http://220.127.116.11/work.htmand this will connect you with the web server at address 18.104.22.168. If you are building a purely local or test network, using IP addresses directly is quite workable. If you are connecting to the public internet, you will probably want a public internet style name such as:
http://cnn.comThe "cnn.com" is a host name for a computer system (well in this case seven different computer systems that have duplicated content and load-balance). Internet names are based on a hierarchial naming system. The highest part of the name is "com" which stands for "US commercial". Common top-level domains are:
When you have a DNS setup, you can create names for computer systems with IP addresses within the domain. This is how www.microsoft.com is setup. The name www.microsoft.com is the name for an IP address (actually 14 addresses) at Microsoft that runs their web servers. You can create as many names within your domain as you wish to point to computer systems on your network plus you can let the domain itself point to a computer system. You can also create domains within domains with addresses such as:
xyx.apweb.piclan.comOne of the more interesting things about domain names is that you can create names for computer systems that you do not own. If a system has an IP address, you can assign it a domain name (within your domain) without even asking the system's owner. Again, a domain name is just a lookup proceedure that converts a name into an IP address.
So how do you setup DNS systems. For many sites the answer is that you
don't. Setting up your own primary and secondary DNS systems requires two

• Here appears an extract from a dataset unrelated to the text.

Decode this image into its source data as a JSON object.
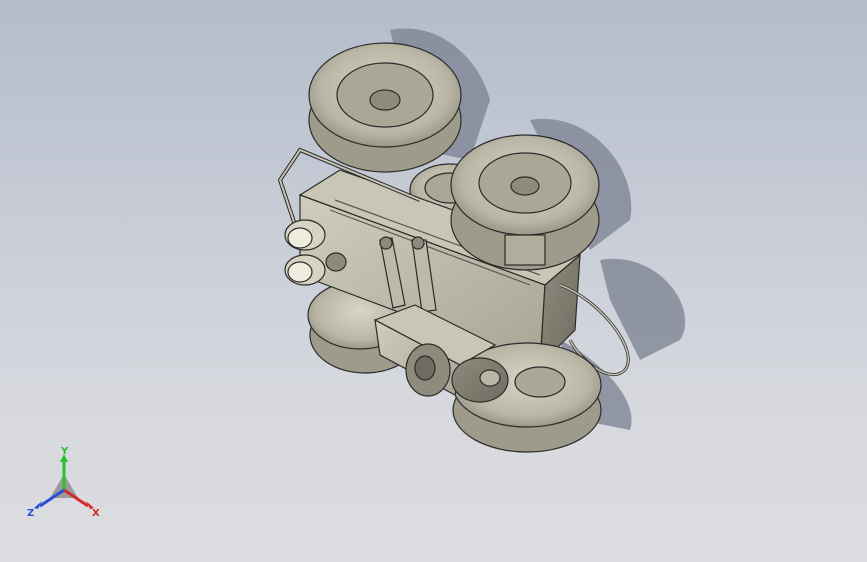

computers running Unix or NT and a bit of setup. Many sites will let their
ISP (Internet Service Provider) run the DNS for them